also since your RE saw 20/20 I wonder why you had cataract surgery at all and further why your LE which has 20/30 was not done first.
If you wrote you LE RX correctly you have 7.5 diopters of astigmatism and you will need to deal with that by toric IOLs or cornea surgery laser or incisional.
Use the search feature and read the many helpful posts by JodieJ on anisekonia from previous discussions.
Here is a paper on the issue for your doctor:
"Predicting refractive aniseikonia after cataract surgery in anisometropia"
Here is one site with an IOL power calculator that mentions it comes up with aniseikonia if both eye's measurements are used:
"Apart from the original input data on the left side, the results for the 2 IOLs selected are given as tables, stating IOL power, resultant refraction and expected aniseikonia."

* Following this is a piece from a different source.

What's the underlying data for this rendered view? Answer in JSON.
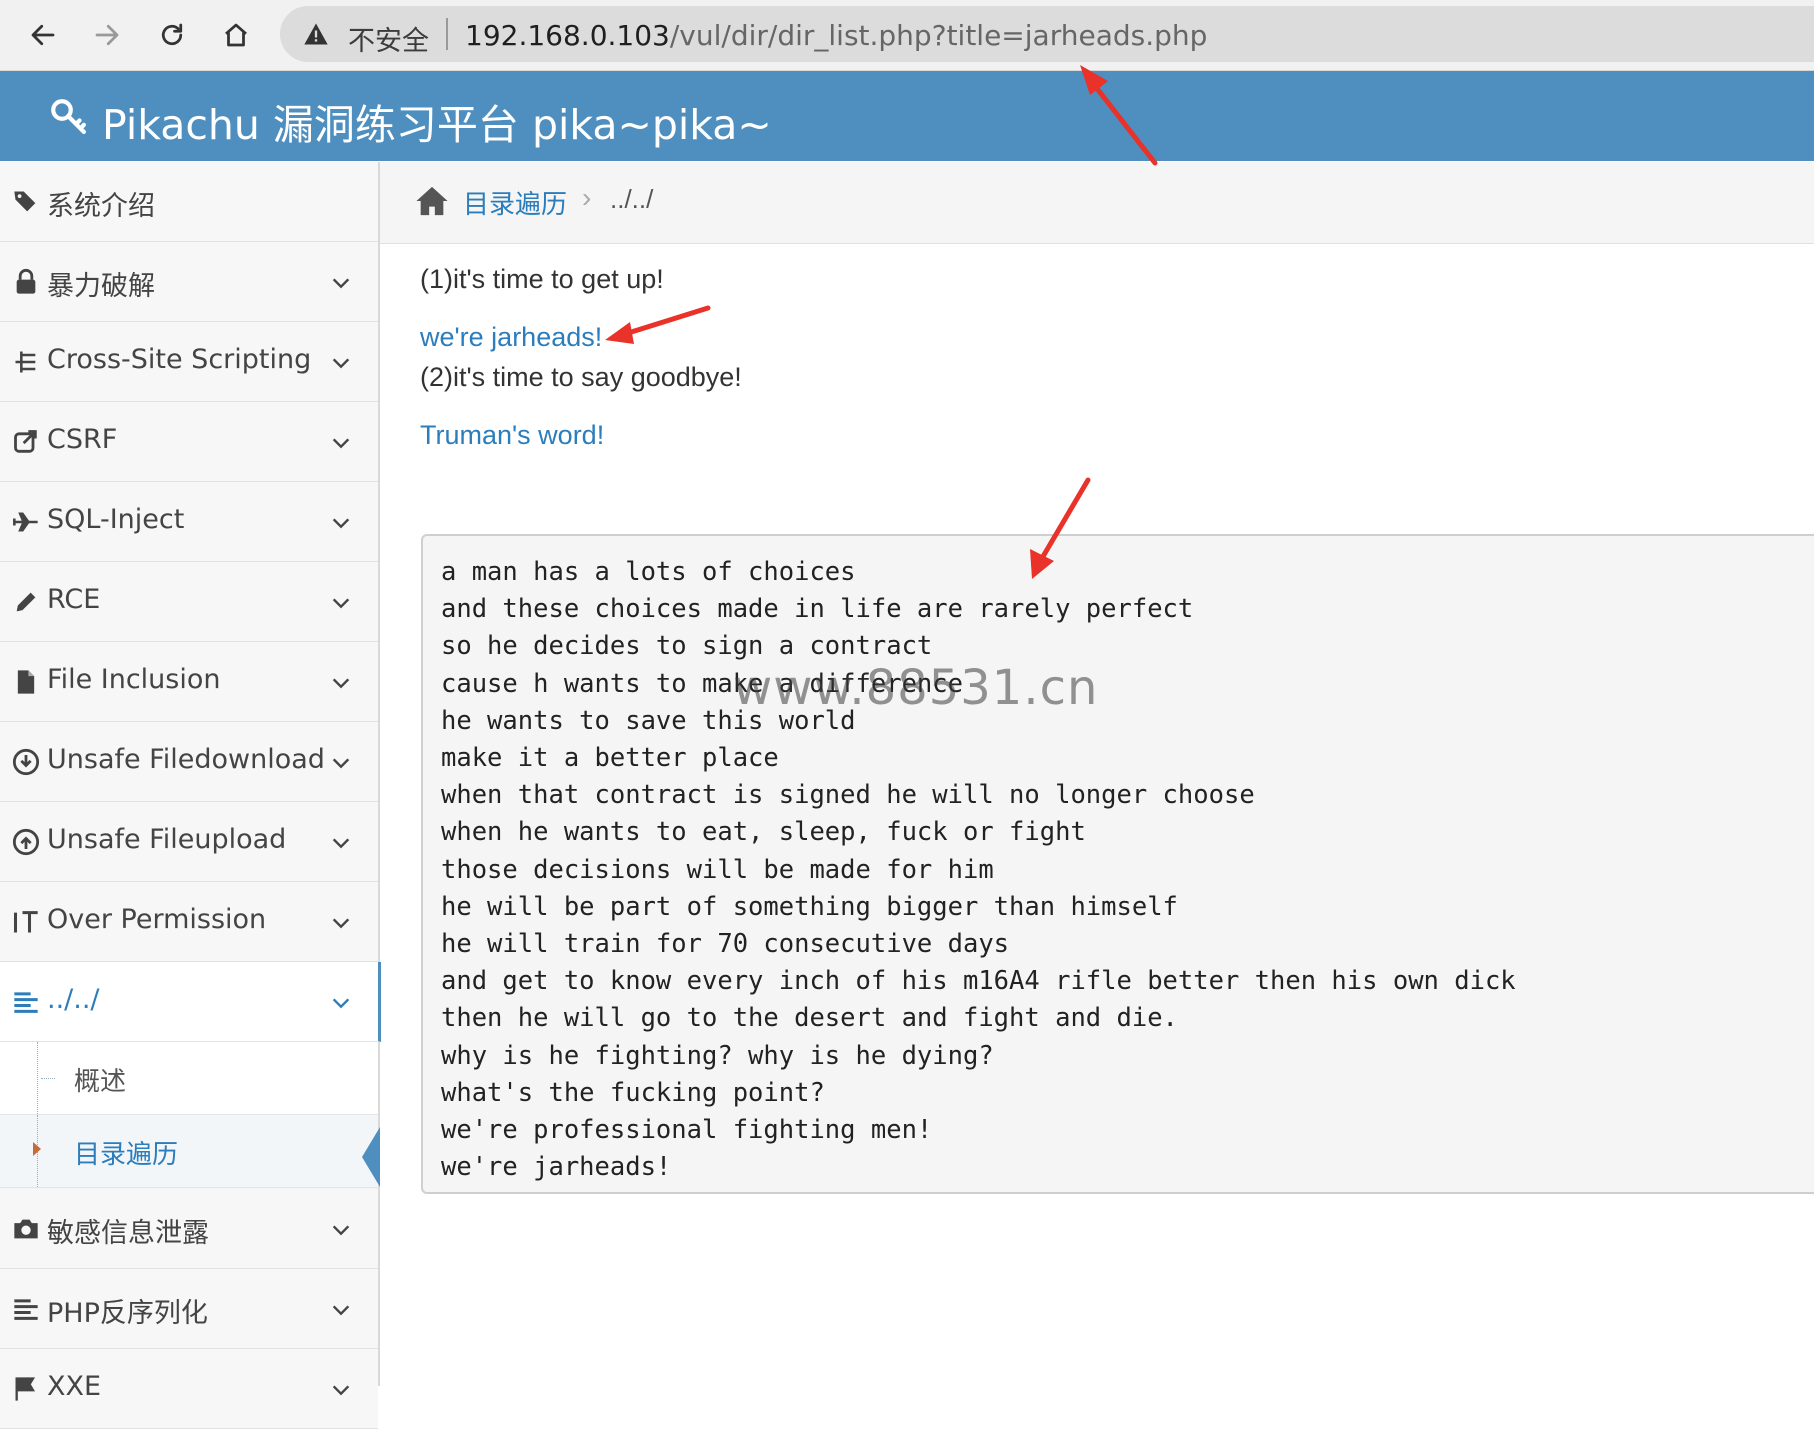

What is done is done. Still doesn't make sense to do cataract surgery on the eye with the better vision. In any case I think you are stuck with removing the left lens and putting in an IOL for the intolerable aneisokonia/aneisometrophia. With the comments of Software Developer and my article you should be able to make a better choice. Aiming for a post op refraction of 0.00 (plano) RE and -1.75 LE would be mini-monofocal with distance bias. It works very well for many people. To use your eyes together you would need glasses in a no-line multifocal form. You would be able to do many things without glasses. JCH MD

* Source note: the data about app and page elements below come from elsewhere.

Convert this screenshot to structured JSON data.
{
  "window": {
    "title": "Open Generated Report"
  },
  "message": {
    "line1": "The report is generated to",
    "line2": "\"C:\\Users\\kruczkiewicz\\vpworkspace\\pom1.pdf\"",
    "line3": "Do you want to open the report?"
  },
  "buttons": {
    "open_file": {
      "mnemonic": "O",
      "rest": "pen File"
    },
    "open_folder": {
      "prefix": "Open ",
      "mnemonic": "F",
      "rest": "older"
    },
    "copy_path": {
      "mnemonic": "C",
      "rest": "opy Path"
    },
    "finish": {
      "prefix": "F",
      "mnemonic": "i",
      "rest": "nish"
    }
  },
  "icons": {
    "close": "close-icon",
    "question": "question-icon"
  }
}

After getting second opinion and reviewing your comment I had my left eye IOL surgery on Feb 18th. It's been just about 4 days since.
My current right eye is plano with 6.5D IOL, advanced from slightly more from my 2 month followup of -0.25. My doctor and I chose my left IOL targeting -1.75 with 9.5D IOL(SEQ Ref -1.79).
I hoped my unbearable aniseikonia would be almost gone after surgery, but I still experience noticeable aniseikonia which is somewhat better to handle than before the surgery though. I have very good near vision with my left eye, I have very clear vision when I use my iphone or anything closer than 1 foot. But things get unclear soon after 1 1/2 foot, and everything is so fuzzy after. My right eye is seeing well from 3 feet and further(20/20).
With my both eyes open, due to the persisting aniseikonia things are not fused well. Mid-range activities like watching TV is not easy. I see very well with my right eye but I see almost nothing well with my left eye. I don't read big letters of 55 inch TV even from 5 feet apart. It affects all my intermediate and distance vision all together.
I am seeing my doctor in 3 week post op. If the difference of diopters is greater than 2 at the time and still have trouble seeing with both eyes after 3 weeks, what could be my best choice to correct or cope with this problem? My corneal thickness is 530 to 540 and I do not feel laser touch-ups is a good option(my doctor also told me the same even before left eye surgery). How about piggybag IOL or even IOL exchange? I know I need to wait at least 3 weeks after surgery to get my left eye diopter accurately but with moderate aniseikonia even after left eye surgery it makes me worried and feel need of informed. Thank you.
Yes, I will try to relax more and hope my brain adjusts to this new vision. After my first 3 week post-op visit I will update you how my visions are settled. I really appreciate your comment.